[Dataset rows describing interfaces]
--
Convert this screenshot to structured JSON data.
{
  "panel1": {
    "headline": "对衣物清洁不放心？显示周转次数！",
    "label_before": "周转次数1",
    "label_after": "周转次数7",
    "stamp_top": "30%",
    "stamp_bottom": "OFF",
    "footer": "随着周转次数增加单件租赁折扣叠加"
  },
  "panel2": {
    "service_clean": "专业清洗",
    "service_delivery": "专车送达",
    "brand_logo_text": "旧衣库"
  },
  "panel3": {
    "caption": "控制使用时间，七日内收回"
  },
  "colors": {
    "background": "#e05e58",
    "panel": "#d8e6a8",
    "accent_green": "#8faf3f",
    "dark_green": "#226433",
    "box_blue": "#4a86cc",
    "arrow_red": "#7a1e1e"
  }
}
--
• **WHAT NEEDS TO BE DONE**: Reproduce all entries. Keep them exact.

• **RESPONSE TO THE EXERCISE**:
Convert this screenshot to structured JSON data.
{
  "panel1": {
    "headline": "对衣物清洁不放心？显示周转次数！",
    "label_before": "周转次数1",
    "label_after": "周转次数7",
    "stamp_top": "30%",
    "stamp_bottom": "OFF",
    "footer": "随着周转次数增加单件租赁折扣叠加"
  },
  "panel2": {
    "service_clean": "专业清洗",
    "service_delivery": "专车送达",
    "brand_logo_text": "旧衣库"
  },
  "panel3": {
    "caption": "控制使用时间，七日内收回"
  },
  "colors": {
    "background": "#e05e58",
    "panel": "#d8e6a8",
    "accent_green": "#8faf3f",
    "dark_green": "#226433",
    "box_blue": "#4a86cc",
    "arrow_red": "#7a1e1e"
  }
}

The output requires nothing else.